> Task requirements: Only lines with the word "kind" are needed; collect each of them from the listing below.

•••••

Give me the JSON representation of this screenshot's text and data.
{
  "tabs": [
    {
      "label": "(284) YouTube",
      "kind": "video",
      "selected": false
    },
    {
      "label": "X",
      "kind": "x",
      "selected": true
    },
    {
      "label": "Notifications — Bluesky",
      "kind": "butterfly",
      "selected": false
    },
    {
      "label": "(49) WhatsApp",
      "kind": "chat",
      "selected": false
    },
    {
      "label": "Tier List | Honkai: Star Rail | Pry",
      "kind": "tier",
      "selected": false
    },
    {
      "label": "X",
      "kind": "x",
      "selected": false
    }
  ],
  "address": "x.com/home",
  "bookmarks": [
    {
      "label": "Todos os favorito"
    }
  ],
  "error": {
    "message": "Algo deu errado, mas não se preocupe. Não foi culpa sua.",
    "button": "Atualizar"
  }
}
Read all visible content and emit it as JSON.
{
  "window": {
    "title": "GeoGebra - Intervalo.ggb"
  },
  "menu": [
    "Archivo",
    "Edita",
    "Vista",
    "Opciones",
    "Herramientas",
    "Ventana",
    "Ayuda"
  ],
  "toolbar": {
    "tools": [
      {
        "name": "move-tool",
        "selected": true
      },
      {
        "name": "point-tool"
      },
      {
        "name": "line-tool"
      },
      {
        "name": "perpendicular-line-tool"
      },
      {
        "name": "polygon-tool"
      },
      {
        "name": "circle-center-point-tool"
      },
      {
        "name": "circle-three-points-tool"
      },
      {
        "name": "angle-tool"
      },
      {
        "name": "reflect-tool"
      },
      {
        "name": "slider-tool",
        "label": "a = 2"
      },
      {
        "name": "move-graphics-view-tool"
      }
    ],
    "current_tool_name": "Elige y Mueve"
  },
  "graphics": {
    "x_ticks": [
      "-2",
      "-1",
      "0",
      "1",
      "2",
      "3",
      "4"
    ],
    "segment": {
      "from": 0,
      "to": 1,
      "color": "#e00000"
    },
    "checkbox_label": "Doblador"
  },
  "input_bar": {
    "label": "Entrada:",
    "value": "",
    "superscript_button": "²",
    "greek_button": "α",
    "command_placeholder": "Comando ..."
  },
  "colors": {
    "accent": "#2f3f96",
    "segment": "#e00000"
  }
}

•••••

> Exercise solution:
      "kind": "video",
      "kind": "x",
      "kind": "butterfly",
      "kind": "chat",
      "kind": "tier",
      "kind": "x",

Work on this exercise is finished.